> ACTIVITY
Scan the data below for the string "Tela". Show every line where it turns up.

> RECORDED INFORMATION
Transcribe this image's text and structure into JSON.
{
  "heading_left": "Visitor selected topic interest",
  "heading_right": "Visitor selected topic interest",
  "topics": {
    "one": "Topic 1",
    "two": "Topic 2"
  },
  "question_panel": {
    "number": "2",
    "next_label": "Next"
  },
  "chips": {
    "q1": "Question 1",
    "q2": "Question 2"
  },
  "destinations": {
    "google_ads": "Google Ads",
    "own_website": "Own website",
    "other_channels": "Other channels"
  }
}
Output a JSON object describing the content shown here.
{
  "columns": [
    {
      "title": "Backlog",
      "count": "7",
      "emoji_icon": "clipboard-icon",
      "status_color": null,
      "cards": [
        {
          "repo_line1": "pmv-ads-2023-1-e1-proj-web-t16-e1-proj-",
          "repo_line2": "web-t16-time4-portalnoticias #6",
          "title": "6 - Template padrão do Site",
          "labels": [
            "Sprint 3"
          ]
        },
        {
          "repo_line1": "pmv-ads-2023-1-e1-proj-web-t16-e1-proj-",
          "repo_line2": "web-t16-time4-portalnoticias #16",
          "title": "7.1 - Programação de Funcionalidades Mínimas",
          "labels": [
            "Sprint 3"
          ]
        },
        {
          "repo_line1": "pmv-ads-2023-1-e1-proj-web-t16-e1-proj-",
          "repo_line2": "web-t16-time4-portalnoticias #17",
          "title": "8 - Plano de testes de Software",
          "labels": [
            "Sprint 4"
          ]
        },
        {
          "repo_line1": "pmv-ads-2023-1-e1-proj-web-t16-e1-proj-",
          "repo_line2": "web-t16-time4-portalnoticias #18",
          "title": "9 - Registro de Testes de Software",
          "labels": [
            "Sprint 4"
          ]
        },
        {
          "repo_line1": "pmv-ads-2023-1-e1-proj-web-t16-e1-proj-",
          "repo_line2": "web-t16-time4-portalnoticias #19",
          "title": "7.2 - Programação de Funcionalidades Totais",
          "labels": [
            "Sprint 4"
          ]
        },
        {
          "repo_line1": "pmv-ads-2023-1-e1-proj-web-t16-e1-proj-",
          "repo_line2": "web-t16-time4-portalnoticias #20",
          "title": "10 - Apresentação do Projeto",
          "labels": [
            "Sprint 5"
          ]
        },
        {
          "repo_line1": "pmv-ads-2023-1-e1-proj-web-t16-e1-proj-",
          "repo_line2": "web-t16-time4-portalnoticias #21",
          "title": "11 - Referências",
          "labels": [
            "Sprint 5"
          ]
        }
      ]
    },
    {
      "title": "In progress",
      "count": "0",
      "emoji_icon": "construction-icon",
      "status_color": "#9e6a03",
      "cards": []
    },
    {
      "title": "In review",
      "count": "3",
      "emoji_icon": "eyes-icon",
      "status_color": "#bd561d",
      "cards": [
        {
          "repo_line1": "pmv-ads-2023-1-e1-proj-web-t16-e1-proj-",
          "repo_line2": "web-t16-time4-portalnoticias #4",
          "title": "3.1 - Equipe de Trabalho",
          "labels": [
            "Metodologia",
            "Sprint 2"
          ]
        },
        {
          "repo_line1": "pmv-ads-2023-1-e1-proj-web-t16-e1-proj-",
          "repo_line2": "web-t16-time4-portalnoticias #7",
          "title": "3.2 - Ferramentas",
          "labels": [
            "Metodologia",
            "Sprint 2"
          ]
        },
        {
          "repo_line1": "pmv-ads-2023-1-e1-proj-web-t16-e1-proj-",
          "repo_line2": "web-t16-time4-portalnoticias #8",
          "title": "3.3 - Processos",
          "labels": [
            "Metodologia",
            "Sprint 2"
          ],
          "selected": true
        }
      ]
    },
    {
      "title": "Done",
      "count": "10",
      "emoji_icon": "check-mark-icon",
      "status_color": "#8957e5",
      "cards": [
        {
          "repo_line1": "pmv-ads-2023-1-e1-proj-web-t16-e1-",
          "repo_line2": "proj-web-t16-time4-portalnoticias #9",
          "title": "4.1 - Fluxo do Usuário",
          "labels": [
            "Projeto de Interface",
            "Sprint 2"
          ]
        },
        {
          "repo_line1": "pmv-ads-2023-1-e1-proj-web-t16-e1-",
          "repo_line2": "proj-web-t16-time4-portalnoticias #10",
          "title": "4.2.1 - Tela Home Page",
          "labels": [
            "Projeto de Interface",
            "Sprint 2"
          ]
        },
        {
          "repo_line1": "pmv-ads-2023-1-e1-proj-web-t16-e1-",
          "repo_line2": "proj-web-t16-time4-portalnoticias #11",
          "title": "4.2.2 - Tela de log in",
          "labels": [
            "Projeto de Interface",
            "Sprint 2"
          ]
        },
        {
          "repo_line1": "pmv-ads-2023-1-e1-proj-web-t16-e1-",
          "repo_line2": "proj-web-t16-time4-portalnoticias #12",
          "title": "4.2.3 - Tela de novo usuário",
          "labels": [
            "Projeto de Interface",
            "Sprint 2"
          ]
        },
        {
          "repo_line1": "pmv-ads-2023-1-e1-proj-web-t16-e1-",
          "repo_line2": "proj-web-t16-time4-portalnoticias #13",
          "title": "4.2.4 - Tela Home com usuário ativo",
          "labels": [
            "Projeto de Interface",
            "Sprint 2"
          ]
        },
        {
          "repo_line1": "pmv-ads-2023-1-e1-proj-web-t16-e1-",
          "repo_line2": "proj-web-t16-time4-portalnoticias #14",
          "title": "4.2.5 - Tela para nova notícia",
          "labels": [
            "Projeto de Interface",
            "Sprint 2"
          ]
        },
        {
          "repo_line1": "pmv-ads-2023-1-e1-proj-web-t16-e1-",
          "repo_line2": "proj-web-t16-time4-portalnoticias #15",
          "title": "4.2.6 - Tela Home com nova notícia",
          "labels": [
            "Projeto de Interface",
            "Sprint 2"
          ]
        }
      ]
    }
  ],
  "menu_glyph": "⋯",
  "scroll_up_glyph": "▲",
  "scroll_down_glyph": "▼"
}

> WRITTEN RESPONSE
          "title": "4.2.1 - Tela Home Page",
          "title": "4.2.2 - Tela de log in",
          "title": "4.2.3 - Tela de novo usuário",
          "title": "4.2.4 - Tela Home com usuário ativo",
          "title": "4.2.5 - Tela para nova notícia",
          "title": "4.2.6 - Tela Home com nova notícia",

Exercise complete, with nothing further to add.